In the data, find the word "mínima" and copy out every line that has it.
[Start of Attachment]
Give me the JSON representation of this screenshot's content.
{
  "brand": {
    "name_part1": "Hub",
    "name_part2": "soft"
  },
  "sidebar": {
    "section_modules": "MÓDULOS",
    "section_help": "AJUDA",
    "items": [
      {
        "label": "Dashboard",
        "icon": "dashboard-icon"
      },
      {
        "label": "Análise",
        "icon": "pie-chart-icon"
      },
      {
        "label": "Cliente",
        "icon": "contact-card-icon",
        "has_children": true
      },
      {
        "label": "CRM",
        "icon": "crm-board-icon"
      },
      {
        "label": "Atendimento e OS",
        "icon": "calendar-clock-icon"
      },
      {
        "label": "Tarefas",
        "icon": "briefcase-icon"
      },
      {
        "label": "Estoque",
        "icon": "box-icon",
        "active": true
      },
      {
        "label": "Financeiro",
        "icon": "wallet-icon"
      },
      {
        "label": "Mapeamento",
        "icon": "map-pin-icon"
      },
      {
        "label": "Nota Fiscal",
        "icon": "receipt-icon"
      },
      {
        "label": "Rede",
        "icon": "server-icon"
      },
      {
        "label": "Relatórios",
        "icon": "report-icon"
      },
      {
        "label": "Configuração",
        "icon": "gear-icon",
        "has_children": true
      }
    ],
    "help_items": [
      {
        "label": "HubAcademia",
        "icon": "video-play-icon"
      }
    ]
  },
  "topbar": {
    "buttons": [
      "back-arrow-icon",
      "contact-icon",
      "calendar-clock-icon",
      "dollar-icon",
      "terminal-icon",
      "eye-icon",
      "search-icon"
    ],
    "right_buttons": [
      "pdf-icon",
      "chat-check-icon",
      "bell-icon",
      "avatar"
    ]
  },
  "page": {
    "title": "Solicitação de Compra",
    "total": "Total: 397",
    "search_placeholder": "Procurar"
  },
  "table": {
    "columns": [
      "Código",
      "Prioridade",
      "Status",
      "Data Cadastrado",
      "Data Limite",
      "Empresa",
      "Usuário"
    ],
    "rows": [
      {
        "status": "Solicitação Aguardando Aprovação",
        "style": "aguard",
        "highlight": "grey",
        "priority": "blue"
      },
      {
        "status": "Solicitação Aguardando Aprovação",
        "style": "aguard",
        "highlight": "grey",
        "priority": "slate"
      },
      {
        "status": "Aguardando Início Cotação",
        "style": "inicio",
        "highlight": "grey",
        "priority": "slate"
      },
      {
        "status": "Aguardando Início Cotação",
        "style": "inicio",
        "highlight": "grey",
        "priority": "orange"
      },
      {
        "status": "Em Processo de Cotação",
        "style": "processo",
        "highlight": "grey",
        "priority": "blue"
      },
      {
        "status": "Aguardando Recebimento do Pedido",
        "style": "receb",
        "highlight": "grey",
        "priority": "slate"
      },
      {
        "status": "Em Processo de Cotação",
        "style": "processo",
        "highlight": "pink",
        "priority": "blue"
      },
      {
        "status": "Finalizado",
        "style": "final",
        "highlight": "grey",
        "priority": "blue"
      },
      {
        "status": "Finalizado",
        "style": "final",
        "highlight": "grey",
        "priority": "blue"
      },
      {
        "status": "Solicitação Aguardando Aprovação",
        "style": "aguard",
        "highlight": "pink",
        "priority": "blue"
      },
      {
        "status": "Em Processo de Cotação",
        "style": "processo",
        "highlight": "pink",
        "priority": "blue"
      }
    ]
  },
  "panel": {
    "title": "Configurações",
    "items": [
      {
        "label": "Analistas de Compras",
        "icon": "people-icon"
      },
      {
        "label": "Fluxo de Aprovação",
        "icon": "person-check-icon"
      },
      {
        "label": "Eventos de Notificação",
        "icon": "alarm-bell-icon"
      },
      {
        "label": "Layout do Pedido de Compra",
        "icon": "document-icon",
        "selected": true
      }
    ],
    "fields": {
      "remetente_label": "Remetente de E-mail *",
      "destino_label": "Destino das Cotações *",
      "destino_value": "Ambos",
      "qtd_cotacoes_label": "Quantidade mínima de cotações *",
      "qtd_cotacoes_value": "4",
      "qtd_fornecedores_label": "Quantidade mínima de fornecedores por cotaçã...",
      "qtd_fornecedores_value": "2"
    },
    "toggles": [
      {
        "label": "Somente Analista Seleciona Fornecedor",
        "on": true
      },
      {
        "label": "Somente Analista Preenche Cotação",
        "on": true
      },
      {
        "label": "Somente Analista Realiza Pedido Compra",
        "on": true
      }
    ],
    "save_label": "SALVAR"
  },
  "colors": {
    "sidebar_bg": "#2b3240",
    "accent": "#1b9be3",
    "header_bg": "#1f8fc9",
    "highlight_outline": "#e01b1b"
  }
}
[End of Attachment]
> [RESPONSE TO THE EXERCISE]
      "qtd_cotacoes_label": "Quantidade mínima de cotações *",
      "qtd_fornecedores_label": "Quantidade mínima de fornecedores por cotaçã...",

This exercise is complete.